Case Study

Oktoberfest’17: Computer Vision Automated the Unthinkable

4min read

In the summer of 2017 the MoonVision team received a request from Ammer Wiesn, a well-known German caterer. They were in search of a technology that could detect, count, and track an array of dishes at the oldest, largest, and longest party in the world: the Oktoberfest in Munich.

Over the course of 16 days, more than six million visitors from around the globe would enjoy over seven million litres of beer and enormous amounts of traditional Bavarian food. Tracking these orders was the ultimate stress test for a computer vision system.

The Problem:

Quality assurance plays a vital role in the food and beverage industry. The issue of food safety is an important one and we had to combine this priority with process-oriented quality management.

During the 16-day period, over 40 waiters worked long hours and demanding shifts to meet their customers’ and employer’s expectations.
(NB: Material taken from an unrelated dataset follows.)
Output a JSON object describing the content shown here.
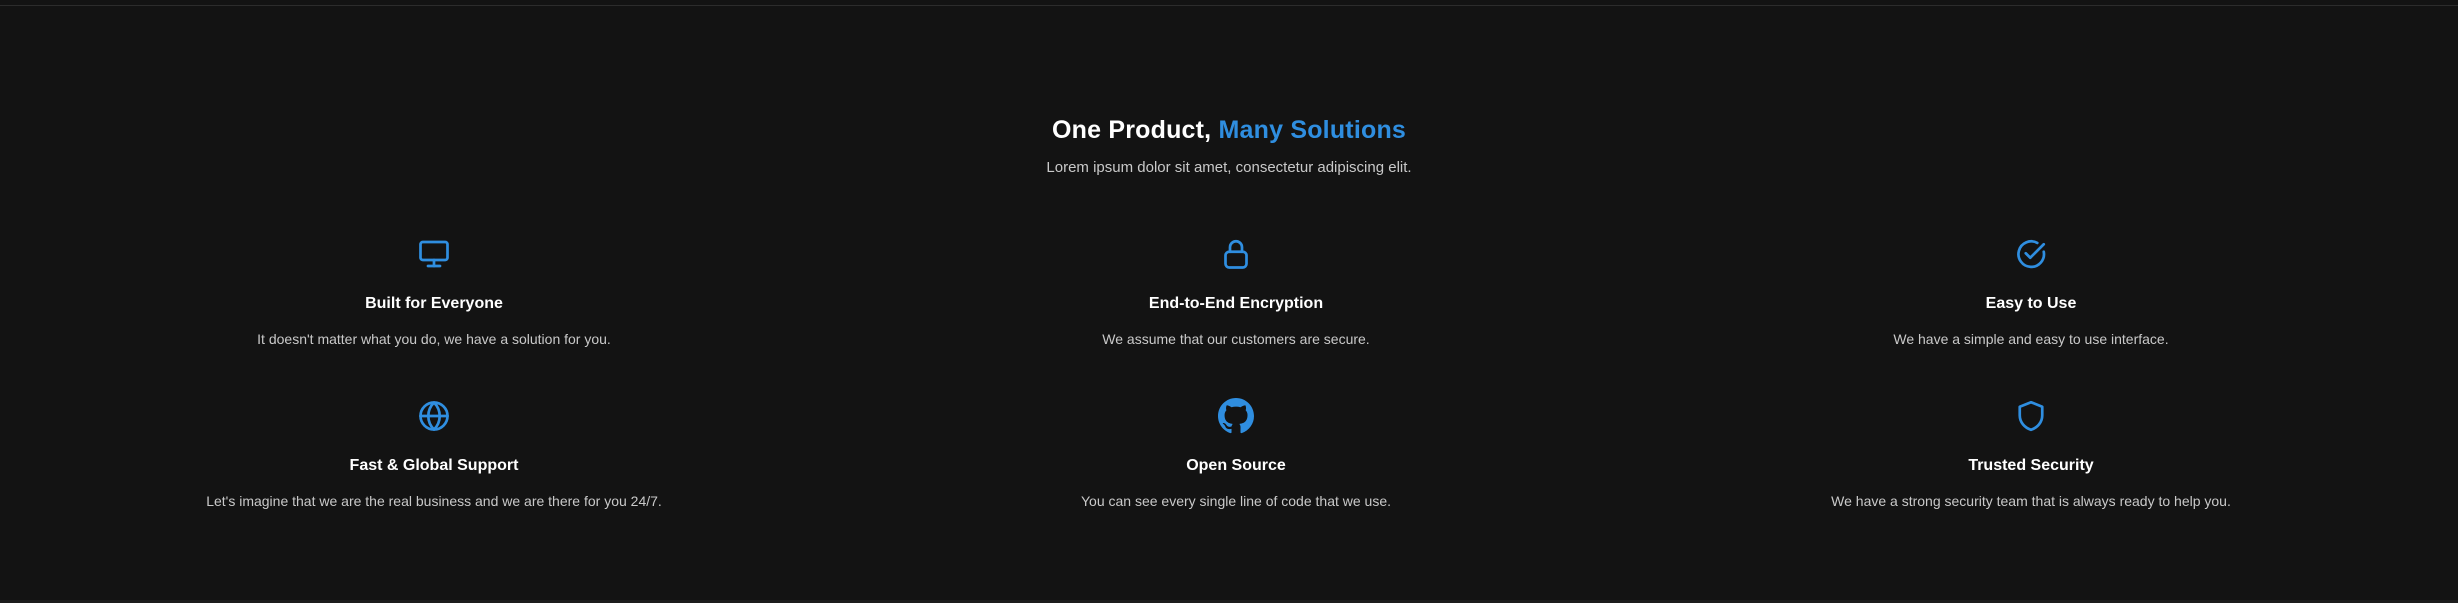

As a result, the food service process was structured to:

  • Provide the best service for costumers
  • Ensure the best quality of food and beverages
  • Offer a good working environment for employees
  • Guarantee that the cash register system accurately mirrored all transactions

The task of working long hours in an extremely loud and draining environment without making mistakes is a very difficult one. Waiters have to remain focused at all times to minimize errors when handling financial transactions. Additionally, the temptation to bypass the employer’s cash register system for personal financial benefit should be kept at a minimum. In order to reduce the chances of transactional errors, the caterer used “Küchenpass”, a quality assurance system that controls food quality and correct food and beverage orders. Should the system display incorrect values at the end of the day, the waiters would have to make corrections.

Controlling the food service process is tedious and energy-consuming: the head chef has to synchronize the customers’ orders with the information displayed on the receipts, as well as manage the entire kitchen. This is precisely the part of the food service process that was automated by the MoonVision platform.

MoonVision overcomes challenges of food service processes by:

  • Providing an accurate status update at any time
  • Enriching current processes with the supplied information
  • Streamlining the workflows of employees
  • Objectively analyzing a situation and turning real-life actions into numbers
  • Maximizing the number of orders by avoiding waiting periods
  • Supplying a reliable system that can be trusted to operate from day one
  • Ensuring almost 100% accuracy

Our Approach:

Solutions including the integration of RFID chips and more complex processes were not in line with the owners’ needs. Our computer vision technology followed a pragmatic approach: we filmed the exit of the kitchen, detected dishes and staff, and directly added the information to the cash system.

Making object tracking possible at this level of sophistication meant that MoonVision had to overcome a series of technological challenges.

None of the approximately 20 dishes were served before the official start of the Oktoberfest, meaning that a customized solution for tracking the output of dishes needed to be established as quickly as possible. After only one day, the MoonVision platform extracted relevant scenes and a representative sample of carried objects from the collected footage. With a collaborative labelling tool the owner and other users were able to quickly name relevant dishes in a way that both the cash system and users understood. Additionally, very rapid movements required a tracking solution that worked at high framerates, limited computing power, motion blur, and could identify partially hidden dishes. The final system required only 7% capacity of a modern GPU to deliver information in real-time.

Our Solution:

The MoonVision platform tackled different challenges associated with food service processes by adapting the approaches mentioned above, all in an incredibly short setup time.

The platform adheres to three principles to enable the use of computer vision by everyone:

  • Computer vision means comprehending reality in real-time and should employ processes understandable to humans.
  • We work on learning and adopting something completely new, without making it more significant than it is.
  • Collaborating and understanding critical aspects of learning leads to MoonVision naturally integrating processes.

Testimonial:

“It is a crazy time I live in - on the first day I was able to set up something I only knew from science fiction, and you could see the system think. For me as a technological layperson it is impressive how quickly I can control such a powerful yet pragmatic system. It makes me humble and optimistic about what AI will be able to do in the future. I am happy about the vision of the guys and how respectful they treat the technology and its consequences.“

Josef Schmidbauer, Ammer Wiesn

Awards:

This project was the reason for being named “Startup of the Year 2017” by the Austrian Chamber of Commerce and diepresse.com in October 2017.